=== YOUR TASK ===
Find every line containing "JSON" in the records below and report the tally as a bare number.

=== LISTED ENTRIES ===
--------------------------------

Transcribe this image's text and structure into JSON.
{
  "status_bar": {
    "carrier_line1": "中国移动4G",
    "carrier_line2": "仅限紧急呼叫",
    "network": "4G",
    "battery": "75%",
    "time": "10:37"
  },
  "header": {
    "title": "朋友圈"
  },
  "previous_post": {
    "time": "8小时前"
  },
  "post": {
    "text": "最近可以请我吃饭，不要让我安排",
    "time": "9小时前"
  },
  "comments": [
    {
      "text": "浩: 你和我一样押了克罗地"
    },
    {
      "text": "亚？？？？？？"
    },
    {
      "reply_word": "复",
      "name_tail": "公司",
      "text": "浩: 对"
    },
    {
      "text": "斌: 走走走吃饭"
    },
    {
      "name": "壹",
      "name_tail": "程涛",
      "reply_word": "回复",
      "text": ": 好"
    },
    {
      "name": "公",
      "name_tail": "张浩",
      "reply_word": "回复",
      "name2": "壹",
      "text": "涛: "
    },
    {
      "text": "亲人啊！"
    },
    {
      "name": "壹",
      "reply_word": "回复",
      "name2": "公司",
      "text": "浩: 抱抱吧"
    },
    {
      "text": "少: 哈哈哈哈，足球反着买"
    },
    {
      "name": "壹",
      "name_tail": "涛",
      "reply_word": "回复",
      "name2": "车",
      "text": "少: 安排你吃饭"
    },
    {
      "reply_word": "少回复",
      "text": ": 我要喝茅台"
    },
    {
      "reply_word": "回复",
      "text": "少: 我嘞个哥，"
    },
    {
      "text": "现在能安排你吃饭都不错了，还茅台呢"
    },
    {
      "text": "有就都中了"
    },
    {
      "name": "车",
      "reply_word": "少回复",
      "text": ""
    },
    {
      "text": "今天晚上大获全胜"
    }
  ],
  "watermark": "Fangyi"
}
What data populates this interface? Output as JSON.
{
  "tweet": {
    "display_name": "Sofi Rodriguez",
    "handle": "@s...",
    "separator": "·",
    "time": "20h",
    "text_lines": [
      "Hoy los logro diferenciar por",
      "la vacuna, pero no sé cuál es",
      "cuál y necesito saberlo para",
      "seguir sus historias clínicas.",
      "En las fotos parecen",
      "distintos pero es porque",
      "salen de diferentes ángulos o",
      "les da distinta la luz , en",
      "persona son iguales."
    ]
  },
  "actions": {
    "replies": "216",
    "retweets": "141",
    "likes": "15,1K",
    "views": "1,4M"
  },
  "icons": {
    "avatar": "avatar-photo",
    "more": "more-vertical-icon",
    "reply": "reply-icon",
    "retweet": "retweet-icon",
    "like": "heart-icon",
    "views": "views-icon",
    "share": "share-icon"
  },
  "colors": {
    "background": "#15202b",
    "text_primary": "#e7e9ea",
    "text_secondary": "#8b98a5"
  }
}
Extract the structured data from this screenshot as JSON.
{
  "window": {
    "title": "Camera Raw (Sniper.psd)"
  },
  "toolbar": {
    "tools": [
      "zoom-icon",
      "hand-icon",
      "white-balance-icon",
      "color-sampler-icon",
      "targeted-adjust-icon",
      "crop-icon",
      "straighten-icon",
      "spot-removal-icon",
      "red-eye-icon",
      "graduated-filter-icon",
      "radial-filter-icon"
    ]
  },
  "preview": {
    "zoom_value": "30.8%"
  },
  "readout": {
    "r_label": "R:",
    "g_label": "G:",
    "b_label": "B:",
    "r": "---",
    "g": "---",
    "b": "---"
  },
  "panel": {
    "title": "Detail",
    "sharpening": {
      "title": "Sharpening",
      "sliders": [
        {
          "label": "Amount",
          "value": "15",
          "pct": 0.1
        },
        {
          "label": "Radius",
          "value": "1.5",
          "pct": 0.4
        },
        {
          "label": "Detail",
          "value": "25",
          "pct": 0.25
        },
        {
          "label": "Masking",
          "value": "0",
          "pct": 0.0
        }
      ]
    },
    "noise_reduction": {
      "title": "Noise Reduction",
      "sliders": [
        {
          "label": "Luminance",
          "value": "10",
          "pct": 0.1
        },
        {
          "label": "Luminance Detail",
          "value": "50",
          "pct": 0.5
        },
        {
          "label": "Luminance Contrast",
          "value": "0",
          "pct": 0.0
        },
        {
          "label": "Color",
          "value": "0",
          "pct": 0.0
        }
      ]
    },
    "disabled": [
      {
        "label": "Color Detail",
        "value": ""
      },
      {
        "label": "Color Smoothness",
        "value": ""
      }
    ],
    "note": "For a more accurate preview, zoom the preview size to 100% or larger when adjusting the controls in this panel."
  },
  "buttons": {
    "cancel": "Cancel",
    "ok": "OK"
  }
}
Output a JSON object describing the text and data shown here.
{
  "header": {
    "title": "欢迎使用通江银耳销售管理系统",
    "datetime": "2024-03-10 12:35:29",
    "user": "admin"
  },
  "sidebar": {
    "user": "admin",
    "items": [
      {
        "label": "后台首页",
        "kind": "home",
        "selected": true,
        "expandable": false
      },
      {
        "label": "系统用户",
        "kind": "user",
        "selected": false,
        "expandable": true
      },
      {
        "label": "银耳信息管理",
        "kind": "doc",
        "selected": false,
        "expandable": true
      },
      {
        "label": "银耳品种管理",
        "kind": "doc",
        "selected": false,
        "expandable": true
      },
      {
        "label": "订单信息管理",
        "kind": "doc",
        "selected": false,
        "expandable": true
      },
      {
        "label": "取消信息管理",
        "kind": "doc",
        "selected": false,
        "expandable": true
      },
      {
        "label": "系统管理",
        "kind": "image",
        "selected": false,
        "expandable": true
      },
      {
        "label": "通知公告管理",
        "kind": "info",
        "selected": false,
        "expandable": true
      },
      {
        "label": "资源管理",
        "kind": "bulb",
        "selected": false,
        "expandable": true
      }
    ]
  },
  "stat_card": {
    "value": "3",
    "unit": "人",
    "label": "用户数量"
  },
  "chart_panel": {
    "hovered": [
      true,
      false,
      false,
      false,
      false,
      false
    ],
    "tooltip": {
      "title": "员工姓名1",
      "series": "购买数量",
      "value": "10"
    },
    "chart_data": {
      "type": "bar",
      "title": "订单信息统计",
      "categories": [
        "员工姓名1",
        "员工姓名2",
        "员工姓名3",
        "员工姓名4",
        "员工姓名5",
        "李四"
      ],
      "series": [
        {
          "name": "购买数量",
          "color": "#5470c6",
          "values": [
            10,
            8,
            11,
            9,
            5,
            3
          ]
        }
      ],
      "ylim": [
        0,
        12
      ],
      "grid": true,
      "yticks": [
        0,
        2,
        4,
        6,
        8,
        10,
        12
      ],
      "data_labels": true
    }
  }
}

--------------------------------

=== WRITTEN SOLUTION ===
4